The Ulster Conservative was published by John Henderson of 15 Castle Place every Saturday morning. The first edition was dated January 4, 1845. It described itself as the largest family newspaper in Ireland, consisting of 32 columns of closely printed matter, ‘Although,’ runs a contemporary description, ‘its political tone is in strict accordance with the title, yet, by advocating principles and measures for and of themselves, and being totally unfettered by party, the “Ulster Conservative” may be safely taken as just a reflection of public opinion.’  

The yearly subscription was £1 on credit, and 18s in advance. However, the last edition of The Ulster Conservative appeared on June 27, 1846.

The Guardian and Constitutional Advocate

In 1827, Fortescue Gregg and Dr James Stuart, formerly editor of the News Letter, established the Guardian and Constitutional Advocate, a twice weekly, four pages paper with the avowed purpose of counteracting the Northern Whig. A fierce fight was carried on between the rival papers, furnishing occasion for some entertaining episodes. The Guardian also devoted considerable space to denouncing the Commercial Chronicle and the respectability of their subscribers.

The Guardian office was based at 108 High Street, Belfast, and was published until 1835.

The Northern Herald

A new weekly newspaper, the Northern Herald, made its first appearance on Saturday, September 28, 1833. It contained eight pages of four columns each and was printed by R Donaldson at 11 Arthur Square. First edited from London by two law students, its opening editorial address extends to almost five columns, outlined the ambitious programme:

‘We would teach the men of Ulster the blessedness of charity and union.  We would bring back the olden days when each looked upon his fellow with kindness and trustful affection.  We would harmonise the conflicting elements that distract society, awaken the better impulse of our nature, put away ignorance and that prejudice, religious and political, which is perhaps the worst among its hideous progeny of evils, knit up against the ties which have been rent asunder, and bind together our countrymen in brotherhood once more.’

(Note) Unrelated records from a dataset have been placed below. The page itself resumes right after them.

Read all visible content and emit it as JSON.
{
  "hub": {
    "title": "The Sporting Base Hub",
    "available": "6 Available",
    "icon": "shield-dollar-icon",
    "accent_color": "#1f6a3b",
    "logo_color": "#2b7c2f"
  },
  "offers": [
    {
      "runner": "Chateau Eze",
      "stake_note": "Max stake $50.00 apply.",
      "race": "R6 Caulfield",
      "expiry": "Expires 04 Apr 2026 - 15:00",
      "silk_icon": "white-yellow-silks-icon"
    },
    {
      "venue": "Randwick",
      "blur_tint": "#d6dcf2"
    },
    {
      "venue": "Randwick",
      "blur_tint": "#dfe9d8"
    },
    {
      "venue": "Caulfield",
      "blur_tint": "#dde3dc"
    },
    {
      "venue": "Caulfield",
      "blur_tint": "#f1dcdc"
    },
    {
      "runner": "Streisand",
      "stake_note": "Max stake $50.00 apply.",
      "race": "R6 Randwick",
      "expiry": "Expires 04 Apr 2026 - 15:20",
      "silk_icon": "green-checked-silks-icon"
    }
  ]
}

The proprietor Charles Hamilton Teeling sought to revive the old fraternal spirit of the United Irishmen in his paper. Among the contributors were Gavin Duffy and Thomas O’Hagan, later the Lord Chancellor of Ireland.  The Northern Herald was in fact the first Roman Catholic newspaper published in Belfast. It ceased publication about 1836.

The Ulster Times

In the same year, the Ulster Times was established by George Davidson at Arthur Place, appearing on Tuesday, Thursday and Saturday evenings at the cost of 4p. With Isaac Butt acting as editor, the paper was strongly Tory in tone.

In September 1841, James Goudy became the Times proprietor, and three months later it became a morning newspaper.  Among Butt’s successors in the editorship were William McMechan, a well known Belfast lawyer and poet, and Alexander Markham, also a poet and author of McDonald, or the Avenged Bride. The Ulster Times continued until 1842 when John Mullan of 19 Russell Street was proprietor and printer.

The Vindicator

The Vindicator was Belfast’s second Roman Catholic newspaper. In 1839, some wealthy members of the local Catholic community asked Daniel O’Connell to nominate an editor.  O’Connell recommended TM Hughes, but Hughes declined and ultimately Charles Gavin Duffy, a young Monaghan man of 23 who was destined to play an important role in Irish and Australian affairs, was appointed. 

Neal McDevitt took charge of the paper for a short time, succeeded by the proprietor James McConvery. The failure of the Young Ireland policy adversely affected the fortunes of the paper, and after trying in 1849 to change publication to Mondays and Fridays, it became a weekly in 1850. Two years later the Vindicator ceased altogether.

Based on articles by Albert Campbell. © The Glenravel Local History Project.